The system is not foolproof. Sometimes one clock does not go off. Sometimes neither clock goes off. And sometimes we don’t get up no matter what.
Last week, the night before Valentine’s Day, Noelle had an up-and-down evening, rebounding from a pre-dinner low to pre-bedtime high. I gave her a little “bolus,” half a unit of insulin through her insulin pump, before I went to bed and asked my husband, who was up late working, to check her an hour later before he went to bed. He did and she was fine.

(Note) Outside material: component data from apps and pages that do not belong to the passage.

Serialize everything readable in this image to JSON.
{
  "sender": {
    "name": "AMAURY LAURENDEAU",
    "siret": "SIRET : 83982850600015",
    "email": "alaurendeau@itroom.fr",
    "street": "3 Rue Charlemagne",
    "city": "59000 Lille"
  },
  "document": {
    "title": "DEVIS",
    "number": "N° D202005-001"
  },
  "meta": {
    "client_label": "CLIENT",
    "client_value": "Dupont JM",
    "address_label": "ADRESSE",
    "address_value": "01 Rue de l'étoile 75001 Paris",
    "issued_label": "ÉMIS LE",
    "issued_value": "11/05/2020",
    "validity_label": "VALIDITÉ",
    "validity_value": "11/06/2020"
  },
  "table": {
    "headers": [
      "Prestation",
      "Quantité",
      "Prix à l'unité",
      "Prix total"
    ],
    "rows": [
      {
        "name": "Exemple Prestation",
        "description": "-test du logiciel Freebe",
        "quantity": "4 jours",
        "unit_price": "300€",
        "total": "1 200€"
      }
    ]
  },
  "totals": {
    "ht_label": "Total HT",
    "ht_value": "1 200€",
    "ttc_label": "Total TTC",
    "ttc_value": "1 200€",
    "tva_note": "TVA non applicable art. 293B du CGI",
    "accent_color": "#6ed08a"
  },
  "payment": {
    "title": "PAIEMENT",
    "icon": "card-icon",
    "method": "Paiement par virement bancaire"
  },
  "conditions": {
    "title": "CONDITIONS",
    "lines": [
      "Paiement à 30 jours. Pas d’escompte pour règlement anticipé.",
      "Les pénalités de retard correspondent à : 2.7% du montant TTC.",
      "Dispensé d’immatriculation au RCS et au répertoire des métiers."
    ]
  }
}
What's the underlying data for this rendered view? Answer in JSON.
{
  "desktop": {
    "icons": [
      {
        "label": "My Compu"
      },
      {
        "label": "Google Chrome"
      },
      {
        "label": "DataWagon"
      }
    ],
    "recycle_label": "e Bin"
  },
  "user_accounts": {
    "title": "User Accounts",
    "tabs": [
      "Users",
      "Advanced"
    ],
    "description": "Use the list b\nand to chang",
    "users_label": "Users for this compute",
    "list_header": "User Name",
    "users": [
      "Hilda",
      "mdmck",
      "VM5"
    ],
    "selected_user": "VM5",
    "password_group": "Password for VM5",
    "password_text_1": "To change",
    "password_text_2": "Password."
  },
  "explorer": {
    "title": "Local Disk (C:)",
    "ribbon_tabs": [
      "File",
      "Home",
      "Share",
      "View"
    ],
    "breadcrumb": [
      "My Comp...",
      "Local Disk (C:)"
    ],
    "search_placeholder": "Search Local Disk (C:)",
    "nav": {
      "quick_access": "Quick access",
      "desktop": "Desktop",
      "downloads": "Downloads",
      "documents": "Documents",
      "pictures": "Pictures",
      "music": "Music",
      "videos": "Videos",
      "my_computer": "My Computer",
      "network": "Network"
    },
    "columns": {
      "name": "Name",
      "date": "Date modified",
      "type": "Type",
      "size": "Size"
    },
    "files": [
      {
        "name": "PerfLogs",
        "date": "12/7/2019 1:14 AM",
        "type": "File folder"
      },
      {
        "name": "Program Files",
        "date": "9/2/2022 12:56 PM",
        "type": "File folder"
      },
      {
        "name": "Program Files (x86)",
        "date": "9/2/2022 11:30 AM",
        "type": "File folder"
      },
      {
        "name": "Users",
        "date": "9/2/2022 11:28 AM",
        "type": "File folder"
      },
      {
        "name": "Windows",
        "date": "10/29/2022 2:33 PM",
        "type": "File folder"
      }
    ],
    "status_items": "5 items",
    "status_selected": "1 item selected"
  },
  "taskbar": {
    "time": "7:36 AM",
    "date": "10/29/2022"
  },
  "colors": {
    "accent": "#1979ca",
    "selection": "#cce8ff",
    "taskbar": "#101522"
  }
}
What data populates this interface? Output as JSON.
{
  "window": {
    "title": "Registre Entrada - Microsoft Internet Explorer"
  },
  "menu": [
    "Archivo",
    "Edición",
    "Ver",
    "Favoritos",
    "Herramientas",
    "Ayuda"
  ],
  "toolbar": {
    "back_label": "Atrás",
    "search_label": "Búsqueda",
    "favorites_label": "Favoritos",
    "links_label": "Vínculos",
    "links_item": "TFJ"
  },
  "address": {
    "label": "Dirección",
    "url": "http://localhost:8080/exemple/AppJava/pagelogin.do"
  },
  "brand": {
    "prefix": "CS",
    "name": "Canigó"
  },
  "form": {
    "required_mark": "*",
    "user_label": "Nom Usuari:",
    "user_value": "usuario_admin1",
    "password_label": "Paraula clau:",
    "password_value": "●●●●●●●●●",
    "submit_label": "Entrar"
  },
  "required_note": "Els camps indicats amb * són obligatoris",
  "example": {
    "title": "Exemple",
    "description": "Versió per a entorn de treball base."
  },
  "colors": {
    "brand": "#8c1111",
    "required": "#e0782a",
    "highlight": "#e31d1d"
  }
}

At 2 a.m. the travel alarm clock went off, and my husband got up and did the test. In my sleepy haze I heard him go running downstairs. I knew what that meant: Noelle was low and he was getting the maple syrup, which is how we treat middle-of-the-night blood sugar lows. I dragged myself out of bed to help him pour the syrup down her throat. “My alarm is set for 3 a.m.; I’ll get up to re-test,” I mumbled as we both fell back into bed.
The next time I opened by eyes it was 6:11 a.m. My heart started pounding. I sat up in bed, terror shooting through me. How could I have slept through the re-test? Of all the nights for that to happen, a night where she already had been low. I grabbed the egg. The time was right. The alarm was right. The little icon that said it was set was on. What the heck had happened?
With my heart in my throat, I crept into her bedroom. In my mind I was replaying the words from a diabetes blog I subscribe to, where the husband had told the wife about a little boy with type 1 who had died in his sleep when his parents slept through an alarm. “Would we blame each other?” the author pondered.
I would certainly blame myself.
Noelle was curled up in bed, and blessedly I saw the rise and fall of the pink princess comforter. She was breathing! She was alive!
I closed my eyes to hold back tears. The negativity washed over me. Guilt, relief, rage – I felt it all at that moment, all the unfairness that we all have to live with this disease.
Then I opened my eyes and gazed down at her precious little sleeping face. She was alive. I hadn’t been perfect, but she was still alive. It was Valentine’s Day, and the person most precious to me in the world was right here with me.
That was the best gift ever.
ABOUT THE AUTHOR
Pittsfield native Rebecca Dravis is a former journalist who lives in north Berkshire County with her husband and daughter in Williamstown, MA. In Just My Type Rebecca shares her experiences as a parent raising a child with type one diabetes. – Check out Just My Type on the third Monday of every month.